China is responsible for the largest number of carbon bombs — 141 projects representing 28% of possible future emissions from these projects — followed by Russia (41) and the US (28). Sixty-one countries have greenlighted such projects; all, but North Korea, are signatories to the Paris Agreement. This new reporting follows up on a Guardian investigation published last year which was similarly a treasure trove of story ideas about fossil fuel projects on every continent.

The exposé in Le Monde and the Guardian is based on research by the French NGOs Data for Good and Éclaircies, which also identified financial institutions bankrolling the bombs. This is a critical area for journalists to explore; “follow the money” is usually a good idea for reporters. While few banks “directly finance carbon bombs,” notes Le Monde, “they massively support the 45 companies that operate them. In 2022, these carbon bomb developers received over $160 billion in financing, in the form of loans or bonds.”

JPMorgan Chase was the “single biggest financier,” the Guardian reported, followed by Citi and Bank of America. Three Chinese banks and three European banks, plus Wells Fargo, round out the top 10. Seven of these top 10 financiers are members of the Net-Zero Banking Alliance. In statements to the Guardian, bank spokespeople used words like “ambition,” “working to,” and “taking pragmatic steps” to describe their efforts to align their lending portfolios with the goal of net-zero emissions by 2050. But there’s a difference between words and actions, and that gap is ripe for journalists’ inquiry.

COP28 is a fast-approaching opportunity for journalists to ask government officials, fossil fuel executives, and the bankers behind them about these “carbon bombs.” Defenders of developing more oil, gas, and coal say they are protecting humanity from economic want, but the stratospheric advance of clean energy over the past decade demonstrates there are other ways to power our economies.
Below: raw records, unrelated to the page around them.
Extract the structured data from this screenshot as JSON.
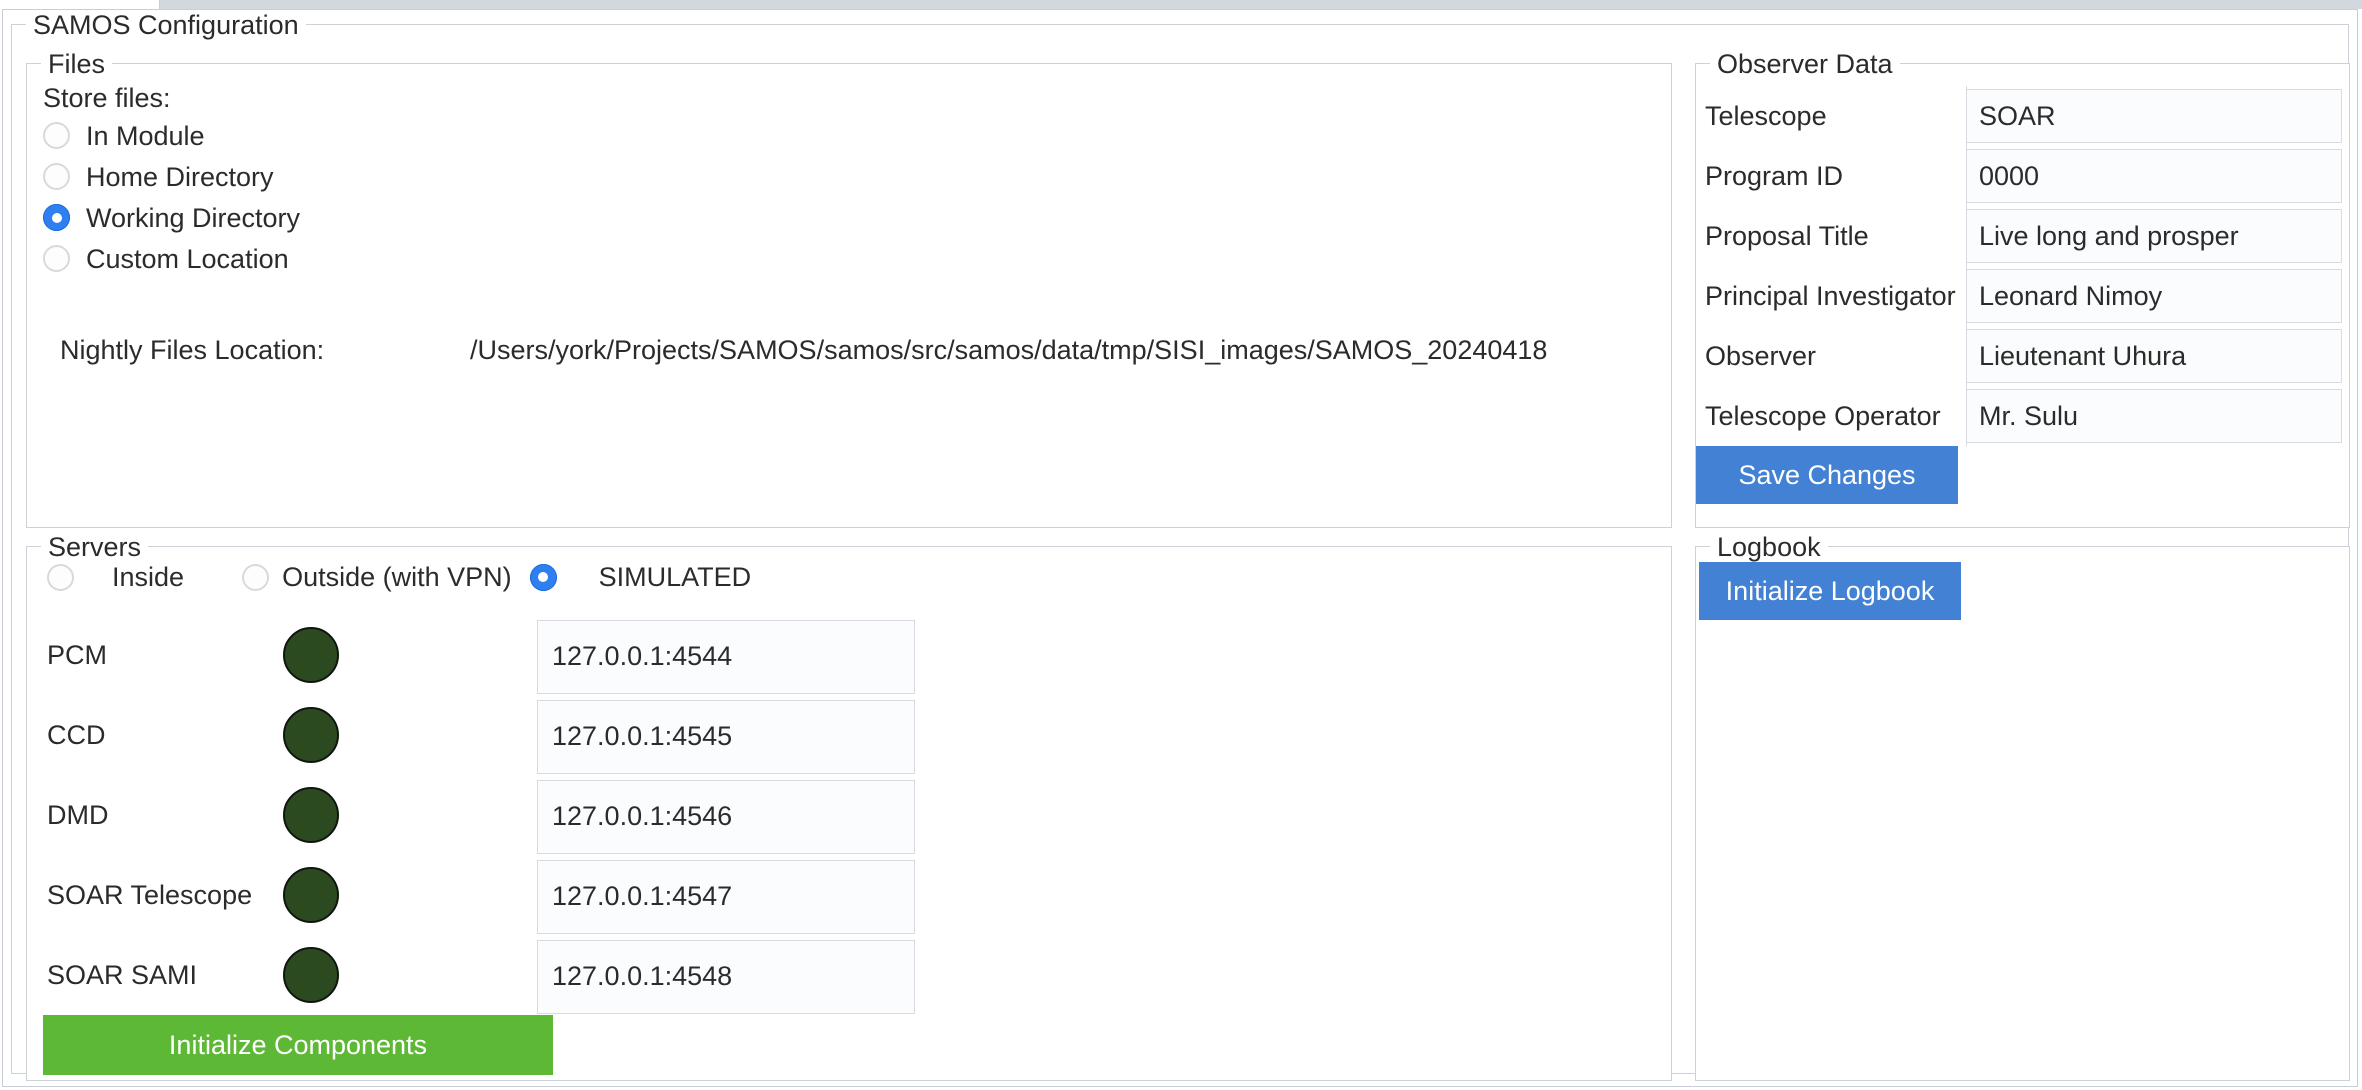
{
  "window": {
    "group_title": "SAMOS Configuration"
  },
  "files": {
    "title": "Files",
    "store_files_label": "Store files:",
    "options": [
      {
        "label": "In Module",
        "selected": false
      },
      {
        "label": "Home Directory",
        "selected": false
      },
      {
        "label": "Working Directory",
        "selected": true
      },
      {
        "label": "Custom Location",
        "selected": false
      }
    ],
    "nightly_label": "Nightly Files Location:",
    "nightly_value": "/Users/york/Projects/SAMOS/samos/src/samos/data/tmp/SISI_images/SAMOS_20240418"
  },
  "observer": {
    "title": "Observer Data",
    "fields": [
      {
        "label": "Telescope",
        "value": "SOAR"
      },
      {
        "label": "Program ID",
        "value": "0000"
      },
      {
        "label": "Proposal Title",
        "value": "Live long and prosper"
      },
      {
        "label": "Principal Investigator",
        "value": "Leonard Nimoy"
      },
      {
        "label": "Observer",
        "value": "Lieutenant Uhura"
      },
      {
        "label": "Telescope Operator",
        "value": "Mr. Sulu"
      }
    ],
    "save_label": "Save Changes"
  },
  "servers": {
    "title": "Servers",
    "modes": [
      {
        "label": "Inside",
        "selected": false
      },
      {
        "label": "Outside (with VPN)",
        "selected": false
      },
      {
        "label": "SIMULATED",
        "selected": true
      }
    ],
    "rows": [
      {
        "name": "PCM",
        "status_color": "#2c4a20",
        "address": "127.0.0.1:4544"
      },
      {
        "name": "CCD",
        "status_color": "#2c4a20",
        "address": "127.0.0.1:4545"
      },
      {
        "name": "DMD",
        "status_color": "#2c4a20",
        "address": "127.0.0.1:4546"
      },
      {
        "name": "SOAR Telescope",
        "status_color": "#2c4a20",
        "address": "127.0.0.1:4547"
      },
      {
        "name": "SOAR SAMI",
        "status_color": "#2c4a20",
        "address": "127.0.0.1:4548"
      }
    ],
    "init_label": "Initialize Components"
  },
  "logbook": {
    "title": "Logbook",
    "init_label": "Initialize Logbook"
  },
  "colors": {
    "accent_blue": "#4281d4",
    "accent_green": "#5db836",
    "radio_blue": "#2f7ff0",
    "led_dark_green": "#2c4a20"
  }
}
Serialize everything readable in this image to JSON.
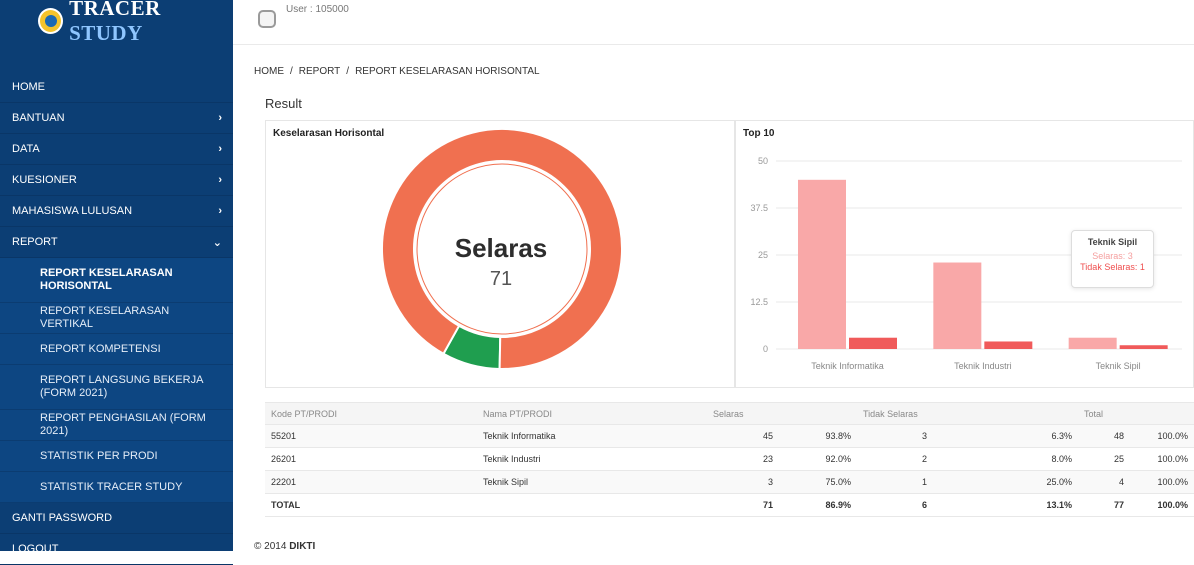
{
  "brand": {
    "name_main": "TRACER",
    "name_accent": "STUDY"
  },
  "topbar": {
    "user": "User : 105000"
  },
  "sidebar": {
    "items": [
      {
        "label": "HOME",
        "chevron": ""
      },
      {
        "label": "BANTUAN",
        "chevron": "›"
      },
      {
        "label": "DATA",
        "chevron": "›"
      },
      {
        "label": "KUESIONER",
        "chevron": "›"
      },
      {
        "label": "MAHASISWA LULUSAN",
        "chevron": "›"
      },
      {
        "label": "REPORT",
        "chevron": "⌄"
      }
    ],
    "report_sub": [
      "REPORT KESELARASAN HORISONTAL",
      "REPORT KESELARASAN VERTIKAL",
      "REPORT KOMPETENSI",
      "REPORT LANGSUNG BEKERJA (FORM 2021)",
      "REPORT PENGHASILAN (FORM 2021)",
      "STATISTIK PER PRODI",
      "STATISTIK TRACER STUDY"
    ],
    "bottom": [
      "GANTI PASSWORD",
      "LOGOUT"
    ]
  },
  "breadcrumb": [
    "HOME",
    "REPORT",
    "REPORT KESELARASAN HORISONTAL"
  ],
  "breadcrumb_sep": "/",
  "result_title": "Result",
  "left_panel": {
    "title": "Keselarasan Horisontal",
    "center_label": "Selaras",
    "center_value": "71"
  },
  "right_panel": {
    "title": "Top 10"
  },
  "tooltip": {
    "title": "Teknik Sipil",
    "line1": "Selaras: 3",
    "line2": "Tidak Selaras: 1"
  },
  "colors": {
    "selaras_donut": "#f07050",
    "tidak_donut": "#1f9e4f",
    "bar_selaras": "#f9a8a8",
    "bar_tidak": "#f05a5a",
    "sidebar": "#0c3e74"
  },
  "chart_data": [
    {
      "type": "pie",
      "title": "Keselarasan Horisontal",
      "labels": [
        "Selaras",
        "Tidak Selaras"
      ],
      "values": [
        71,
        6
      ]
    },
    {
      "type": "bar",
      "title": "Top 10",
      "categories": [
        "Teknik Informatika",
        "Teknik Industri",
        "Teknik Sipil"
      ],
      "series": [
        {
          "name": "Selaras",
          "values": [
            45,
            23,
            3
          ]
        },
        {
          "name": "Tidak Selaras",
          "values": [
            3,
            2,
            1
          ]
        }
      ],
      "yticks": [
        "0",
        "12.5",
        "25",
        "37.5",
        "50"
      ],
      "ylim": [
        0,
        50
      ],
      "grid": true
    }
  ],
  "table": {
    "headers": [
      "Kode PT/PRODI",
      "Nama PT/PRODI",
      "Selaras",
      "",
      "Tidak Selaras",
      "",
      "Total",
      ""
    ],
    "rows": [
      [
        "55201",
        "Teknik Informatika",
        "45",
        "93.8%",
        "3",
        "6.3%",
        "48",
        "100.0%"
      ],
      [
        "26201",
        "Teknik Industri",
        "23",
        "92.0%",
        "2",
        "8.0%",
        "25",
        "100.0%"
      ],
      [
        "22201",
        "Teknik Sipil",
        "3",
        "75.0%",
        "1",
        "25.0%",
        "4",
        "100.0%"
      ]
    ],
    "total": [
      "TOTAL",
      "",
      "71",
      "86.9%",
      "6",
      "13.1%",
      "77",
      "100.0%"
    ]
  },
  "footer": {
    "prefix": "© 2014",
    "org": "DIKTI"
  }
}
Meanwhile, the science is clear: Hundreds of carbon bombs and preservation of a livable climate don’t mix.

Source : Covering Climate Now